Admittedly, it’s hard to measure success. The only way I have of doing that is to track my ebook sales rankings on Amazon. (That works fine for me, since the vast majority of my sales are in digital format.) The biggest problem is that the rankings bob up and down due to a lot of other factors besides deliberate marketing efforts.
Anyhow, here are a few approaches I probably will avoid in the future:
Virtual book tours
These are electronic tours through the blogosphere where you pay someone to set up book reviews, guest blogs, and interviews. I’ve done a couple of such tours and can’t say they’ve ever moved the sales needle much.

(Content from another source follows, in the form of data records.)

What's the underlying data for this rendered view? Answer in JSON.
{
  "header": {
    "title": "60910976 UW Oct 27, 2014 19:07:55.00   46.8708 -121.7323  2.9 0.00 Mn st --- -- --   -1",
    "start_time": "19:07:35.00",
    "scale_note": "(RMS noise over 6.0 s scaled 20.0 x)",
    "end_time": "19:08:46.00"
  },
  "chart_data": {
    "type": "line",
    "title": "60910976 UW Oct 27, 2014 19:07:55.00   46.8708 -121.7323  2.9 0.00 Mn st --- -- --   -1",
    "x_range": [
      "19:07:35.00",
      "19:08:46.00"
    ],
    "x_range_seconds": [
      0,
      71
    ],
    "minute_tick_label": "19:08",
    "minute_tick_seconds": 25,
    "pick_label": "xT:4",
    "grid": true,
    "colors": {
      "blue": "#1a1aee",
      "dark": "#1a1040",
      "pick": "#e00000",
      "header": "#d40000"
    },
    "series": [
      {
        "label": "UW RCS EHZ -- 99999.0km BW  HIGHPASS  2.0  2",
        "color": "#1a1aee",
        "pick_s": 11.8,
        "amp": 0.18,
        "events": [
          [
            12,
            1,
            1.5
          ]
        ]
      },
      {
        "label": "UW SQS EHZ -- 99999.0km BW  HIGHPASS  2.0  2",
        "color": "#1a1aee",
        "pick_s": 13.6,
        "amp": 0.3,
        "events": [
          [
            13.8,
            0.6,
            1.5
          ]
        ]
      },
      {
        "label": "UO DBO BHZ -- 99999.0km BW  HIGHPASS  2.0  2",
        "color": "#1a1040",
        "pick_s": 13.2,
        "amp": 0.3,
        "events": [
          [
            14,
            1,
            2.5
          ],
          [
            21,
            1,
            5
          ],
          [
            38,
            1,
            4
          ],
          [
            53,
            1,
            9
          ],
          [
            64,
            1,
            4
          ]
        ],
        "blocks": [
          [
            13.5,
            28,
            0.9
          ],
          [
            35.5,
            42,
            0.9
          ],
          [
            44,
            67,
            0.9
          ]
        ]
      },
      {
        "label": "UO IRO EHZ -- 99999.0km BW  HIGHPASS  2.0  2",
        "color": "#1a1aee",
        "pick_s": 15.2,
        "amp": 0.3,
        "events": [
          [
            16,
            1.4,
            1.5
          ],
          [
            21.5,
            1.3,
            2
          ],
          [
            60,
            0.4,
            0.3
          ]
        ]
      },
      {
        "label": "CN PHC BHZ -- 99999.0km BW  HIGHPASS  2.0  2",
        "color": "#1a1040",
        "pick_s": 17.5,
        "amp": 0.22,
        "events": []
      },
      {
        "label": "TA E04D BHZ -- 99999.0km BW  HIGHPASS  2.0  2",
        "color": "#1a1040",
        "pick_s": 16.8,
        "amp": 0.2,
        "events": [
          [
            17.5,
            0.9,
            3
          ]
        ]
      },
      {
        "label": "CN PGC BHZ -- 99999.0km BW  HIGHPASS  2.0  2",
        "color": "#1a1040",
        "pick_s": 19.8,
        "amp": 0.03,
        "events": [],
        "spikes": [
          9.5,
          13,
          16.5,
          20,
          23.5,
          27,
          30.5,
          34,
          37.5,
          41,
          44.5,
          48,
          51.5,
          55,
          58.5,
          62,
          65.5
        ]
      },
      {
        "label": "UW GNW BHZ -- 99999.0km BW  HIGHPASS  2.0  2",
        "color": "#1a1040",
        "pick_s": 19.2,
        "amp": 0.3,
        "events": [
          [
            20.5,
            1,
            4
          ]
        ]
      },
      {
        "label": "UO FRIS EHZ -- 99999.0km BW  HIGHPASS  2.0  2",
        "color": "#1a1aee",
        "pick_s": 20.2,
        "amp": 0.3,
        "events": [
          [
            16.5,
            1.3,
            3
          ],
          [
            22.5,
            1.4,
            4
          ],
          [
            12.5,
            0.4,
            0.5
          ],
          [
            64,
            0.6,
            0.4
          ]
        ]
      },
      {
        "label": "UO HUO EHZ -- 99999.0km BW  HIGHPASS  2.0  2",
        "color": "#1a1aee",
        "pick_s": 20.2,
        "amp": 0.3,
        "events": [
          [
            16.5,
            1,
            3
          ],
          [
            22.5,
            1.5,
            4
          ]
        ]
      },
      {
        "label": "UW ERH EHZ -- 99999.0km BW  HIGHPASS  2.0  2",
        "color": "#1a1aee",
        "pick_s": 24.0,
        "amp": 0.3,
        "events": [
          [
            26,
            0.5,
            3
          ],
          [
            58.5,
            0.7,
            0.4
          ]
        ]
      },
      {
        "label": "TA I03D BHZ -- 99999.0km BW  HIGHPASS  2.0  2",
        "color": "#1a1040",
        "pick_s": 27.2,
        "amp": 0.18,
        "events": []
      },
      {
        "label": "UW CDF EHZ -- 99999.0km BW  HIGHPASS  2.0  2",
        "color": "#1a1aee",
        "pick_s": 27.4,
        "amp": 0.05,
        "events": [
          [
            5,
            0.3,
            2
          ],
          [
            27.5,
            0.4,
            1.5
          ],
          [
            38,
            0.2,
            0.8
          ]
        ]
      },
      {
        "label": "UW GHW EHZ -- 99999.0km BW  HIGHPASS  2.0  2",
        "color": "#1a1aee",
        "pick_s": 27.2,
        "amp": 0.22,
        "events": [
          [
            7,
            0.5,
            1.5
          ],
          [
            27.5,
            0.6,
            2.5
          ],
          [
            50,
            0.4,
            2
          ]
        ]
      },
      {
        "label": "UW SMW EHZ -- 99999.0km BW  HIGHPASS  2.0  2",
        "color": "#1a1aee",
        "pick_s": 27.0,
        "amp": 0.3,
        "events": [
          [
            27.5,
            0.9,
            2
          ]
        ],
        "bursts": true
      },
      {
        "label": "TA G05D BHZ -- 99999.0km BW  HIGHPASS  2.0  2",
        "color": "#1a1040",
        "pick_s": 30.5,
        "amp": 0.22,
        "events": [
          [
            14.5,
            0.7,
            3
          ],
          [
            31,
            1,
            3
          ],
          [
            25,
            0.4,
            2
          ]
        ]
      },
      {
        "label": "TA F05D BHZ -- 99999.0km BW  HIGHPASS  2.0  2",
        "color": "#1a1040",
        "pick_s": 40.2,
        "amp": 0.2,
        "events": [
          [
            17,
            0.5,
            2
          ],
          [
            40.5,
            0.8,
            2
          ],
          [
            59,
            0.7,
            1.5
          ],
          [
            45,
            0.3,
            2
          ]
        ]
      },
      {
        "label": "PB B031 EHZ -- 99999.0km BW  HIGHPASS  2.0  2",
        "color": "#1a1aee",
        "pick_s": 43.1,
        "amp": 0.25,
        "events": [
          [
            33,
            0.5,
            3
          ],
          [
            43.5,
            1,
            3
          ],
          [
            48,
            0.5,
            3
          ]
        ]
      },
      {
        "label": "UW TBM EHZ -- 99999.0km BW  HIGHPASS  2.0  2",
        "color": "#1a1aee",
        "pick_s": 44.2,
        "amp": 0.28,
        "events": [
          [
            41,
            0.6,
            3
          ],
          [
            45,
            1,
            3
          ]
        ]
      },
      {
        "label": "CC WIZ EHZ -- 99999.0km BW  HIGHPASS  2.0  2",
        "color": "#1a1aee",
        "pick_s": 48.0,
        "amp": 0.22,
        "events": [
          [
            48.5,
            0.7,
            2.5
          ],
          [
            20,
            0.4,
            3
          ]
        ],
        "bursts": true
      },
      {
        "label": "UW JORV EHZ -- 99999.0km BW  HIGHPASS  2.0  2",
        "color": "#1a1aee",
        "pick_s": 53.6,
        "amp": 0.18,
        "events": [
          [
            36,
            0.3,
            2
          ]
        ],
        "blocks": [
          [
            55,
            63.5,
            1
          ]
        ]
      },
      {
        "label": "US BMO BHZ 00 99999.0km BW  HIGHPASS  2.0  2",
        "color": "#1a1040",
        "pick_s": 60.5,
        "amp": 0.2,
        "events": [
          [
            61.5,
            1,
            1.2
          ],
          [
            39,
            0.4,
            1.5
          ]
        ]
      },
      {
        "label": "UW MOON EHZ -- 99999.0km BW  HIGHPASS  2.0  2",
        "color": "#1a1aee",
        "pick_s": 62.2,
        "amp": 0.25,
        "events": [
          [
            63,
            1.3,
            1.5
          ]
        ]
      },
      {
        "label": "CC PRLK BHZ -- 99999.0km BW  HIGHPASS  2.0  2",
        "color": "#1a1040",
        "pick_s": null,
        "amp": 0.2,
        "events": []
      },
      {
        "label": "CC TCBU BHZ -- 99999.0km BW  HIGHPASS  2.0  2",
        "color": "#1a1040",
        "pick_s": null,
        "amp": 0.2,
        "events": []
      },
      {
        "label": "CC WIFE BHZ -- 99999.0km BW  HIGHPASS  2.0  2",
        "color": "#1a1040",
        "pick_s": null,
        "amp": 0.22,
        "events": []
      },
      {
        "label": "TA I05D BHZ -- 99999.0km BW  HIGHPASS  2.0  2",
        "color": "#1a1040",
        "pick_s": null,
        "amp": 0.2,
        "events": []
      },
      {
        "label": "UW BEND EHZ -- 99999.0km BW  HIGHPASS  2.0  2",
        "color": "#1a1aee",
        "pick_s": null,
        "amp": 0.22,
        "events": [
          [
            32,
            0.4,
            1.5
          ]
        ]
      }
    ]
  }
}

I’ve been warned off hiring a PR firm by a number of authors. Such firms might work well for a nonfiction writer with a platform, but for a novelist, such an investment is likely a waste of money.
Book signings/speaking engagements
Except if it’s a book launch, I’ve learned sales at book signings are close to zero. I’ll do local signings since they don’t cost much (and they keep my name out there), but I always do so with low expectations. I have to remember, except for friends and family, nobody knows who I am. For a speaking engagements, a handful of sales are possible.
I’ve tried FB advertising several times. Often it’s been in conjunction with promotions on Amazon set up by my publisher. (More on that later.) I tried advertising on FB once without the benefit of anything else going on and I can’t say the results were stellar. I tried to filter out the noise (typical ups and downs) inherent in sales rankings, and determined--best guess, anyhow--that I spent $180 to make about $25 in royalties over what I would have otherwise.
✦ ✦ ✦
Okay, there are some things I think are important to do, and that don’t cost much. They are efforts that keep your name visible and (hopefully) make you look professional.
You MUST have a Website
I splurged to get one professionally built and maintained, but you don’t have to. You do, however, need a site where you can promote your books, blog, list up-coming appearances, and crow about your awards and recognitions.
Facebook Author page
By the same token, you should have an author site on Facebook. It’s where you can keep your name and books in front of the public. And it’s free! (So far.)
I don’t have a Twitter account, but I’ve been advised it’s a good idea--for all the same reasons cited above. I just haven’t gotten around to it yet. Again, it’s free.
Let me end on a positive note. Here’s what really works, at least for me:
Promotions on Amazon
I don’t set them up, my publisher, BelleBooks, does. And they are the only efforts I’m aware of that truly rocket my sales rankings. As I understand it, these days books have to be nominated for Amazon promotions, such as Kindle Daily Deals or Monthly Deals. But once selected, a book will take off like an Air Force F-22 in afterburner.
H.W. “Buzz” Bernard is a best-selling, award-winning novelist. His novels include Blizzard (the most recent), Eyewall, Plague and Supercell. Buzz is a native Oregonian and attended the University of Washington in Seattle where he earned a bachelor’s degree in atmospheric science; he also studied creative writing. He’s currently vice president of the Southeastern Writers Association. He and his wife Christina live in Roswell, Georgia.